"We don't necessarily need a timetable, in the sense of a precise date for U.S. troop pull-outs, but a time-frame for such a phased withdrawal," Obama said. "We need to say that there will be no bases in Iraq a decade from now and the United States armed forces cannot stand-up and support an Iraqi government in perpetuity."

After the parliamentary elections in Iraq, which are scheduled for Dec. 15, Obama said the United States should begin devising a strategy for the gradual withdrawal of the more than 160,000 troops in Iraq. He offered general recommendations, but conceded there were no "magic bullets for a good outcome in Iraq."

Still, the Democratic senator chastised the administration for failing to encourage debate or give an honest assessment of the war in Iraq.

"The president could take the politics out of Iraq once and for all if he would simply go on television and say to the American people: 'Yes, we made mistakes. Yes, there are things that I would have done differently. But now that I'm here, I'm going to work with both Republicans and Democrats to find the most responsible way out,' " Obama said. "Imagine if he did that, how it would transform the politics of our country."


Agent 31 said...

Never gonna happen. Admitting that mistakes have been made are being lumped in with the cut-and-run argument.
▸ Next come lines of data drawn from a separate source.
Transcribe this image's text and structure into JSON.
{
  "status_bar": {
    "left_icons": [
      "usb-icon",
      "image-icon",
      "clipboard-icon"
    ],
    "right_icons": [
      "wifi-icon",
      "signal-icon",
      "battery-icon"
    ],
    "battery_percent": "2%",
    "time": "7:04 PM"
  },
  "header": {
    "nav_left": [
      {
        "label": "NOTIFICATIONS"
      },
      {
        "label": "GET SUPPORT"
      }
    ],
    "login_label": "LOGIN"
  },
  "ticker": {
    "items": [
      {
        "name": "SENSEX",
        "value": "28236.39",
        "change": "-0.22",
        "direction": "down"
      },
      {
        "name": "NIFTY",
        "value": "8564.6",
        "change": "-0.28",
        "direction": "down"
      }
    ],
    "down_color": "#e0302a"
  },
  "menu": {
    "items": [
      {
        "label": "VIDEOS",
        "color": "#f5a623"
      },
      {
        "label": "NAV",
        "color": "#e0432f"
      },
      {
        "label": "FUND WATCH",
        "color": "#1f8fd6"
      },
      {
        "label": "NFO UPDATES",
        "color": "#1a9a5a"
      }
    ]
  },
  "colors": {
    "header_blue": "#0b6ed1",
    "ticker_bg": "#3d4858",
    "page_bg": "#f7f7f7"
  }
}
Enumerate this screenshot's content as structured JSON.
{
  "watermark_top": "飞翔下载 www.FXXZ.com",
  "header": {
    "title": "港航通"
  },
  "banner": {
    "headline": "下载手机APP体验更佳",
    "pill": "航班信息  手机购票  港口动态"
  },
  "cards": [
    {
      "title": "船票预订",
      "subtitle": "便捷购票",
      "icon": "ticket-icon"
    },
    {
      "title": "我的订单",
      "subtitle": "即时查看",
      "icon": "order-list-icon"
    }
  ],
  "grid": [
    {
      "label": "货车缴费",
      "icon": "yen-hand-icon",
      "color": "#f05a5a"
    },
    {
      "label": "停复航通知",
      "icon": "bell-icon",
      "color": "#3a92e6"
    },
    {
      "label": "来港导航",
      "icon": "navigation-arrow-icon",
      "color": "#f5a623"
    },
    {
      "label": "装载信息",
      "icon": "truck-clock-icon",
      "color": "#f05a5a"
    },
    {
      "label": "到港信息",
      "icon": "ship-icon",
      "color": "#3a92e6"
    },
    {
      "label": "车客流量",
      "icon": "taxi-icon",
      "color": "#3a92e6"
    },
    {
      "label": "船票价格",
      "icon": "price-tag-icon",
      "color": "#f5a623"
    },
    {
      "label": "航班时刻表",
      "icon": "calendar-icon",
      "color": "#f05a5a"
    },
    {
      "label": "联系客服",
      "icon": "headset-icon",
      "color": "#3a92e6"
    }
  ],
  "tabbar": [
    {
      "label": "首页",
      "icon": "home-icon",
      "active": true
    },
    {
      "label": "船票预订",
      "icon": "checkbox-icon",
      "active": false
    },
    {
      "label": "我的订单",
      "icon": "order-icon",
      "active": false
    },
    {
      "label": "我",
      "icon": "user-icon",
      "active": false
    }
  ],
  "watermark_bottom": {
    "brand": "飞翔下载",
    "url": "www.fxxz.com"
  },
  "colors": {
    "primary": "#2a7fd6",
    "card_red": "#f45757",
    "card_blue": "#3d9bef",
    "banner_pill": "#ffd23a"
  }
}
"Admitting that we didn't handle this perfectly would kill the troops," or something to that affect.

At this point, I'd be willing to settle for a clear plan as to how we're going to stay the course. Not just "we're gonna stay the course" but, "we're going to train a police force in this city by date X; we're going to increase defense spending for the troops by X amount; etc."

Charlie said...

While I love his shades of grey approach (imagine that!), I still have yet to see anyone lay out a plan that explains what our troops are going to do while they're there. What are our goals? If we don't withdraw now, when will we withdraw?

As far as I can tell, we have a lack of goals right now. If we can't come up with anything realistic, then why wait for withdrawal?

Anonymous said...

Subheadline: Obama kicks off '08 Vice-Presidential campaign. I love that man.

Piece of Work said...

I love him, I really do. I love to imagine the same things he does.

DoctorMama said...

I liked the Doonesbury take on how Bush sees withdrawal: if we withdraw, the soldiers who have lost their lives will have died in vain -- and if we plan for withdrawal in the future, the soldiers who have yet to die will also have died in vain.